== What is being asked ==
Take every line of the material below that includes the string "dependencies" and copy it out.

== Supplied entries ==
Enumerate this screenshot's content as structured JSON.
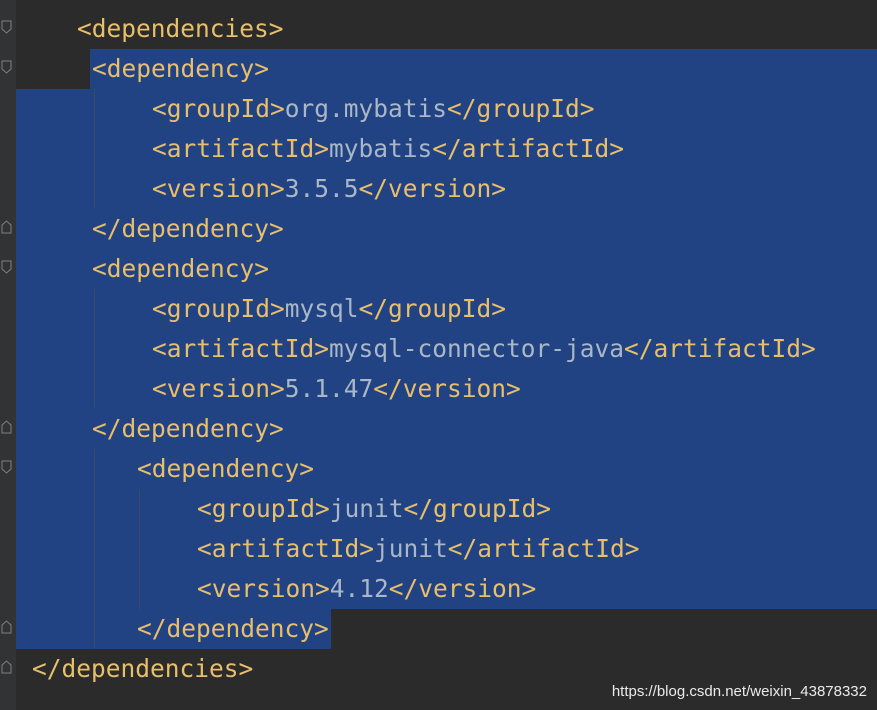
{
  "editor": {
    "language": "xml",
    "colors": {
      "background": "#2b2b2b",
      "selection": "#214283",
      "tag": "#e8bf6a",
      "text": "#a9b7c6",
      "gutter": "#313335"
    },
    "lines": [
      {
        "open": "<dependencies>",
        "value": "",
        "close": ""
      },
      {
        "open": "<dependency>",
        "value": "",
        "close": ""
      },
      {
        "open": "<groupId>",
        "value": "org.mybatis",
        "close": "</groupId>"
      },
      {
        "open": "<artifactId>",
        "value": "mybatis",
        "close": "</artifactId>"
      },
      {
        "open": "<version>",
        "value": "3.5.5",
        "close": "</version>"
      },
      {
        "open": "</dependency>",
        "value": "",
        "close": ""
      },
      {
        "open": "<dependency>",
        "value": "",
        "close": ""
      },
      {
        "open": "<groupId>",
        "value": "mysql",
        "close": "</groupId>"
      },
      {
        "open": "<artifactId>",
        "value": "mysql-connector-java",
        "close": "</artifactId>"
      },
      {
        "open": "<version>",
        "value": "5.1.47",
        "close": "</version>"
      },
      {
        "open": "</dependency>",
        "value": "",
        "close": ""
      },
      {
        "open": "<dependency>",
        "value": "",
        "close": ""
      },
      {
        "open": "<groupId>",
        "value": "junit",
        "close": "</groupId>"
      },
      {
        "open": "<artifactId>",
        "value": "junit",
        "close": "</artifactId>"
      },
      {
        "open": "<version>",
        "value": "4.12",
        "close": "</version>"
      },
      {
        "open": "</dependency>",
        "value": "",
        "close": ""
      },
      {
        "open": "</dependencies>",
        "value": "",
        "close": ""
      }
    ]
  },
  "watermark": "https://blog.csdn.net/weixin_43878332"
}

== Your solution ==
        "open": "<dependencies>",
        "open": "</dependencies>",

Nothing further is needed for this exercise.